At the beginning of this decade HP put forth a vision for the future data center that they have now fulfilled with both products and services offerings. Viewed by some at the time as a reaction to IBM Applications on Demand, HP coined Adaptive Infrastructure as its vision for a "composable" data center that let resources be quickly and easily assigned to business services based on their needs and for IT Ops to achieve and maintain high utilization of their data center resources.
In 2008 HP started to fulfill this vision with the combination of its blade systems, Virtual Connect technology, Virtual Machine Management software, and the OpsWare-lite Insight Dynamics-VSE. It started customers down this path through HP Professional Services who debuted an Adaptive Infrastructure Maturity Model coupled with advisory and implementation services that plotted your course towards this reality.
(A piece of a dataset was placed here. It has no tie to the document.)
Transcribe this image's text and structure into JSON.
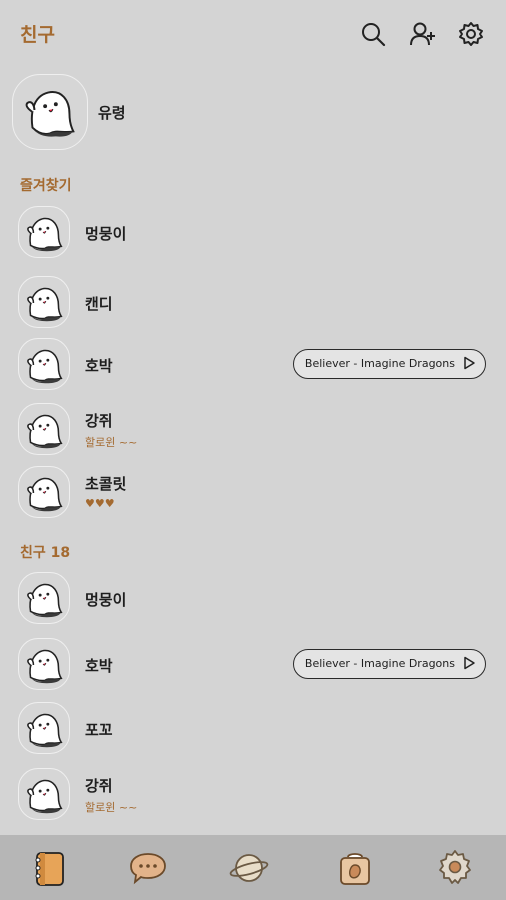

This month they added orchestration and recovery services to the Dynamics family and announced new AI Discovery centers, ProCurve software to enhance network orchestration, and enhanced services offerings to take advantage of these new portfolio elements. All these announcements add significant meat to Adaptive Infrastructure, which is one of the few visions you can actually implement today.
The timing is good for these announcements and for delivery against this vision as VMware, Cisco and others start to ratchet up their own marketing around a similar-sounding futureview.
Cisco debuted its Data Center 3.0 vision early last year with the introduction of its 10GbE Nexus products. It clearly sees the network convergence 10GbE will bring as a catalyst for its vision which speaks with a familiar ring about the orchestration and composability of resources. And with rumors spreading about a potential play on the server side, Cisco is garnering mindshare well ahead of its ability to deliver.
And last fall VMware launched its similar-sounding vision, Virtual Data Center OS. While VMware has yet to reach the market presence of HP or Cisco, it has the ear of many IT Ops leaders thanks to the IT consolidation and automation gains it has delivered to the market in the last four years. Its success has had such a strong effect that most vendors find themselves competing not with VMware’s existing product line, but against their roadmap, as many of the IT best practices for virtualization implementation are being set by VMware.
While all these efforts at transforming the data center into a more responsive, highly utilized asset pool are commendable (and sorely needed), each carries a degree of proprietariness. Thus, IT Ops leaders need to ask: which vision should we follow and what tradeoffs do they carry with them?
In HP’s case, you can’t really deploy a heterogeneous Adaptive Infrastructure — it runs on HP BladeSystem with Virtual Connect. You can use any hypervisor technology, any OS and can even incorporate your Integrity open systems into this model, but its capabilities quickly become limited off-platform.
Cisco’s DC 3.0 obviously locks you into the Cisco networking products family. It will likely be best with VMware, based on their previous partnership announcements, and will likely attempt to commoditize the server and storage assets it orchestrates.
VMware’s VDC-OS will clearly be a VMware-only (while it might incorporate other hypervisors) infrastructure play.
You’ll be hard pressed to find any vendor’s vision or strategy for IT modernization that is truly heterogeneous, so looking for that is a fool’s quest. Instead look to your own standardization efforts. If you are standardizing on any of the above vendors, then you are likely to be inclined toward their vision and will be able to gain tremendously from what they bring forth.
If HP is your preferred systems vendor then you can have this vision now, which may be an important trump card if you are taking advantage of the recession by investing in transformation now so you can emerge stronger. Its one thing to have a compelling vision. It’s another to be delivering it today.
By James Staten
Check out James’ research